How to Use Lighting Kits and Nonconventional Sources for Your DSLR Video
While a DSLR does a relatively good job of providing you with lighting options for your film, you might consider lighting kits or a nonconventional source to help give you that extra advantage.
Film lighting kits
There’s nothing like having the sun warm your head as it brings the subject to life, and preferably at a low angle. Unfortunately, that perfect dose of soft, warm illumination lasts about as long as the cool side of the pillow. No need to worry — you can bring your own lighting kit and exercise proactive control at the scene.
Light kits range in price from a few hundred to a few thousand dollars. You can also buy them used for significantly less money.
Here’s a list of the components in a lighting kit and what they do:
Light head: Using either a quartz lamp or LEDs, these high-output lights provide up to 1,000 watts of power or more.
Barn doors: This standard accessory attaches to the front of the light and uses four hinged metal doors to shape its beam as well as preventing the distinctive scatter of light.
Stand: Pretty self-explanatory. Stands support the head and allow you to position the light at various angles and heights. Varying in size, they go from stout to quite high.
Umbrella: Reflecting light off an umbrella softens and diffuses the light and produces a flattering illumination for the subject. Umbrellas come in various sizes and reflective surfaces.
Soft box: A large box-like enclosure that goes over the light head. When the light reflects off the interior surface, it comes through the diffusing material at the front of the box, creating a soft, even illumination.
Non-conventional film lighting
If you enjoy non-conformity, why not consider a non-conventional light source from time to time? After all, a certain light may not be designed for illuminating your movie, but it may easily work with a little ingenuity. You can improvise with just about anything that emits light. Here are a few examples:
Work lights: Tungsten-based light sources used for working interiors or at night. They often have stands and reflectors. Although the light is harsh, it’s not that hard to smooth it out, and because they're so cheap, you should certainly consider it if your budget is near nada.
Flashlight: Before writing off using a flashlight to light your movie, consider that it works in some situations, especially when you use more than one. That’s the only way you’ll get enough wattage to provide relatively decent illumination for low-lit areas.

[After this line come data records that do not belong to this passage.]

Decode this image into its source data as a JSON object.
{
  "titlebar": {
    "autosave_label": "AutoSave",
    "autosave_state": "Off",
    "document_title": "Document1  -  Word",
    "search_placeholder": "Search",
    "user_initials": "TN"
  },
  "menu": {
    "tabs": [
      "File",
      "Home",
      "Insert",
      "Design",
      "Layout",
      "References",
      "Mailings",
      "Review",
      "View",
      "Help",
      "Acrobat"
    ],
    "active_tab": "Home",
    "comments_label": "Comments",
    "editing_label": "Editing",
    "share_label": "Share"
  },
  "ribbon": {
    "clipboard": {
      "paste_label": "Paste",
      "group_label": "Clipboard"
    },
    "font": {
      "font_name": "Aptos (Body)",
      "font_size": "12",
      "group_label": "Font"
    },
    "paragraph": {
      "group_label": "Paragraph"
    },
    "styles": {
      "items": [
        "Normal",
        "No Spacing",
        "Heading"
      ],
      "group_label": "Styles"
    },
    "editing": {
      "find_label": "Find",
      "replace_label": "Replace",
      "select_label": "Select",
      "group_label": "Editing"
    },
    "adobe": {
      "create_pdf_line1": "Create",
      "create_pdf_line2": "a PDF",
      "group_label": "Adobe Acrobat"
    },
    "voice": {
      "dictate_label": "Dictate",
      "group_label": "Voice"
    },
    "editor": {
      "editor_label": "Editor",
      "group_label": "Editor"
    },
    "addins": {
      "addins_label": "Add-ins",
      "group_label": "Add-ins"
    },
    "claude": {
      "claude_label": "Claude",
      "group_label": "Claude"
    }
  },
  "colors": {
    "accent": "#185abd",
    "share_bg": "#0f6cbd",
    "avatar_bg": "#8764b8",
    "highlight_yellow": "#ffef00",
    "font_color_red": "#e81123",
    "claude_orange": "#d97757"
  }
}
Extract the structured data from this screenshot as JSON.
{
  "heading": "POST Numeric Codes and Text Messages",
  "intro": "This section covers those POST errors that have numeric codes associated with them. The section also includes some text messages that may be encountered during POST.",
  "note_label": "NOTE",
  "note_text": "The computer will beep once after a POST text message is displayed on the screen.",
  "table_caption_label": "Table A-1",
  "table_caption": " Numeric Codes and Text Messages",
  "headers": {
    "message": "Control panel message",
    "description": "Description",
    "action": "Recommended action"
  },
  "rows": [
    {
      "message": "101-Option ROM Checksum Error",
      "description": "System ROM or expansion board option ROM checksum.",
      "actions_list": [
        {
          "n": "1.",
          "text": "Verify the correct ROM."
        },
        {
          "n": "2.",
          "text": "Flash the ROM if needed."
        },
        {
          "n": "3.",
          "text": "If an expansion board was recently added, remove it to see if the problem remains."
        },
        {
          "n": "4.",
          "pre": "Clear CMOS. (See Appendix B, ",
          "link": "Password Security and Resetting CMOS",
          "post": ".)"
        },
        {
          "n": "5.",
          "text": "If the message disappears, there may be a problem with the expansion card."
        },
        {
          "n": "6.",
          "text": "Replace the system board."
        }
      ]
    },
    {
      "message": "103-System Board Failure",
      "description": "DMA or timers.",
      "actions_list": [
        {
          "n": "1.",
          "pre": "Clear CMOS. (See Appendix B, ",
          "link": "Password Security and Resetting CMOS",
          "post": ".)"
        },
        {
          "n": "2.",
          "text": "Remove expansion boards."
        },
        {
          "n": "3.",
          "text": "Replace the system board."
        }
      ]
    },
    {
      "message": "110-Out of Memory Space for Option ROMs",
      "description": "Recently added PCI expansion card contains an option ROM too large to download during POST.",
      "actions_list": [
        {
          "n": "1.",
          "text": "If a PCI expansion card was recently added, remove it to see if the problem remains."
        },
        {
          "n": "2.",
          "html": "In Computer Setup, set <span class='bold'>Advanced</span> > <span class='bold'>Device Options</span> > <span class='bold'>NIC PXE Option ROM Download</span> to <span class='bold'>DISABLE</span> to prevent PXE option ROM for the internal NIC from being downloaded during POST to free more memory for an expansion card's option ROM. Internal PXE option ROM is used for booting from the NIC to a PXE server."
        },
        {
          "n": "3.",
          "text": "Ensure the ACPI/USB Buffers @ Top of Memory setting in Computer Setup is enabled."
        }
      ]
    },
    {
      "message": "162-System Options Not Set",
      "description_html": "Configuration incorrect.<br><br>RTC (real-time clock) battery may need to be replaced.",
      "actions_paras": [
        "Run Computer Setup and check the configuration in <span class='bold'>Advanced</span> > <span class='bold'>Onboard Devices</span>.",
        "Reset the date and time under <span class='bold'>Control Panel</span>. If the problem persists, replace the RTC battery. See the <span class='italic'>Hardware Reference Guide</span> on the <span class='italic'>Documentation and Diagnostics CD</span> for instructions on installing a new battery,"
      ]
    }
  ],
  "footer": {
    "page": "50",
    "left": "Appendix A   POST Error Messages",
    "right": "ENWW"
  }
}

Chinese lanterns: Diffused paper-enclosed lamps that essentially use a household bulb to provide soft illumination. Because their illumination falls off pretty quickly, the subject can’t move too far from the lantern; otherwise, exposure values shift to the dark side. For control, you can hang a series of lights throughout the scene, or even mount them to a boom pole and have someone move the light with the subject.
Television illumination: It's hard to imagine a softer, more interesting light source. Just put the TV on a non-broadcast channel and position the subject close to it. It certainly makes for an ironic statement.
Glow sticks: Yes, this is a stretch, but there are situations where they come in handy. Use them as a subject, recording their illumination on a moving subject but exposing only for the glow. Or, if you have enough of them, you can use them as an interesting light source, especially when they're close to the subject.